__What you should do__: Take the entries below and reproduce them word for word.

__Data provided__:

++++

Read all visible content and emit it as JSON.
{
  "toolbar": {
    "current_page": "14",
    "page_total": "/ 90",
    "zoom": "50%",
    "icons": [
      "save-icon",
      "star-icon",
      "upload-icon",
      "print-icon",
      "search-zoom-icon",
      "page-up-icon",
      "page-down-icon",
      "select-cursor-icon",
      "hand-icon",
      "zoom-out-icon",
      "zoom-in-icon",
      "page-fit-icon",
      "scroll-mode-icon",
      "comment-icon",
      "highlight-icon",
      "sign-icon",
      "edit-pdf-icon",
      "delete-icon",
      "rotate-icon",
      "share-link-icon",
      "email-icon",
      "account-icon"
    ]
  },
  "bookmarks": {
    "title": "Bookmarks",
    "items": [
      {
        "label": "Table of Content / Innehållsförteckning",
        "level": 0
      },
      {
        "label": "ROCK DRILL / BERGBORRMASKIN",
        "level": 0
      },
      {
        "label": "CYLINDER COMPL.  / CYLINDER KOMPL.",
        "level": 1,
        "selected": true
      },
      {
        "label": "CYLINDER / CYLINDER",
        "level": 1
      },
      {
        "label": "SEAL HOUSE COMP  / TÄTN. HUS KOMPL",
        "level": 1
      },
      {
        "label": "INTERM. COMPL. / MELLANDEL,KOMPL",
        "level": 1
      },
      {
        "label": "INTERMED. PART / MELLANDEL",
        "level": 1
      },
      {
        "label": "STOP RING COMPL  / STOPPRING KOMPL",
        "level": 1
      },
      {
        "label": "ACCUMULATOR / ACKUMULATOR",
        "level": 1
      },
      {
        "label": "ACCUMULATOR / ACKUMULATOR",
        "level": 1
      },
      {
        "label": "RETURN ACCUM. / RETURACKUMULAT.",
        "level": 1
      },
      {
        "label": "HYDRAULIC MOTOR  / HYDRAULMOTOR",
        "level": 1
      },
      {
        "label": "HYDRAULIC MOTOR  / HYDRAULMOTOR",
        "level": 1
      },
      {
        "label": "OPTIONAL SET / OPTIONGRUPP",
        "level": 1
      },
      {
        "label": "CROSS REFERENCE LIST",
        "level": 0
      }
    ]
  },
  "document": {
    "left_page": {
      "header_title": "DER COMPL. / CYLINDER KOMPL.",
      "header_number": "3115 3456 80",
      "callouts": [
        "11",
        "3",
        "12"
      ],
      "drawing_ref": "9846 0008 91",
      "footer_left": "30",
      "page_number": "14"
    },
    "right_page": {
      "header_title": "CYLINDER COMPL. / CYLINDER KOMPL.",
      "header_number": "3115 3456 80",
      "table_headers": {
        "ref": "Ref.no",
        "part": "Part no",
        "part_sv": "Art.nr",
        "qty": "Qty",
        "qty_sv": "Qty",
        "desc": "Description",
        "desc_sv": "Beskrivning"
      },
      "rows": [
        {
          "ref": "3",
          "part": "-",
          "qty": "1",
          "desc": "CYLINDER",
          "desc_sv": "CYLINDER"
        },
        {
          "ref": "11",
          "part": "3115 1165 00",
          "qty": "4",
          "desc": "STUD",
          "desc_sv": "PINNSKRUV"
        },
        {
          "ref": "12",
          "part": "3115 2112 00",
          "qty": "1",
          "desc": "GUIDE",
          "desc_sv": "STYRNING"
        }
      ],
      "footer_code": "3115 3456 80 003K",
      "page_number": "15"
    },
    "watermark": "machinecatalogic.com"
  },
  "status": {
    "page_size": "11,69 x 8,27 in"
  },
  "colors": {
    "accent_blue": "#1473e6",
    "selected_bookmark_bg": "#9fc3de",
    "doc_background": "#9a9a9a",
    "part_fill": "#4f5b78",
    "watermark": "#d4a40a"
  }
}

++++

__Written response__:
Read all visible content and emit it as JSON.
{
  "toolbar": {
    "current_page": "14",
    "page_total": "/ 90",
    "zoom": "50%",
    "icons": [
      "save-icon",
      "star-icon",
      "upload-icon",
      "print-icon",
      "search-zoom-icon",
      "page-up-icon",
      "page-down-icon",
      "select-cursor-icon",
      "hand-icon",
      "zoom-out-icon",
      "zoom-in-icon",
      "page-fit-icon",
      "scroll-mode-icon",
      "comment-icon",
      "highlight-icon",
      "sign-icon",
      "edit-pdf-icon",
      "delete-icon",
      "rotate-icon",
      "share-link-icon",
      "email-icon",
      "account-icon"
    ]
  },
  "bookmarks": {
    "title": "Bookmarks",
    "items": [
      {
        "label": "Table of Content / Innehållsförteckning",
        "level": 0
      },
      {
        "label": "ROCK DRILL / BERGBORRMASKIN",
        "level": 0
      },
      {
        "label": "CYLINDER COMPL.  / CYLINDER KOMPL.",
        "level": 1,
        "selected": true
      },
      {
        "label": "CYLINDER / CYLINDER",
        "level": 1
      },
      {
        "label": "SEAL HOUSE COMP  / TÄTN. HUS KOMPL",
        "level": 1
      },
      {
        "label": "INTERM. COMPL. / MELLANDEL,KOMPL",
        "level": 1
      },
      {
        "label": "INTERMED. PART / MELLANDEL",
        "level": 1
      },
      {
        "label": "STOP RING COMPL  / STOPPRING KOMPL",
        "level": 1
      },
      {
        "label": "ACCUMULATOR / ACKUMULATOR",
        "level": 1
      },
      {
        "label": "ACCUMULATOR / ACKUMULATOR",
        "level": 1
      },
      {
        "label": "RETURN ACCUM. / RETURACKUMULAT.",
        "level": 1
      },
      {
        "label": "HYDRAULIC MOTOR  / HYDRAULMOTOR",
        "level": 1
      },
      {
        "label": "HYDRAULIC MOTOR  / HYDRAULMOTOR",
        "level": 1
      },
      {
        "label": "OPTIONAL SET / OPTIONGRUPP",
        "level": 1
      },
      {
        "label": "CROSS REFERENCE LIST",
        "level": 0
      }
    ]
  },
  "document": {
    "left_page": {
      "header_title": "DER COMPL. / CYLINDER KOMPL.",
      "header_number": "3115 3456 80",
      "callouts": [
        "11",
        "3",
        "12"
      ],
      "drawing_ref": "9846 0008 91",
      "footer_left": "30",
      "page_number": "14"
    },
    "right_page": {
      "header_title": "CYLINDER COMPL. / CYLINDER KOMPL.",
      "header_number": "3115 3456 80",
      "table_headers": {
        "ref": "Ref.no",
        "part": "Part no",
        "part_sv": "Art.nr",
        "qty": "Qty",
        "qty_sv": "Qty",
        "desc": "Description",
        "desc_sv": "Beskrivning"
      },
      "rows": [
        {
          "ref": "3",
          "part": "-",
          "qty": "1",
          "desc": "CYLINDER",
          "desc_sv": "CYLINDER"
        },
        {
          "ref": "11",
          "part": "3115 1165 00",
          "qty": "4",
          "desc": "STUD",
          "desc_sv": "PINNSKRUV"
        },
        {
          "ref": "12",
          "part": "3115 2112 00",
          "qty": "1",
          "desc": "GUIDE",
          "desc_sv": "STYRNING"
        }
      ],
      "footer_code": "3115 3456 80 003K",
      "page_number": "15"
    },
    "watermark": "machinecatalogic.com"
  },
  "status": {
    "page_size": "11,69 x 8,27 in"
  },
  "colors": {
    "accent_blue": "#1473e6",
    "selected_bookmark_bg": "#9fc3de",
    "doc_background": "#9a9a9a",
    "part_fill": "#4f5b78",
    "watermark": "#d4a40a"
  }
}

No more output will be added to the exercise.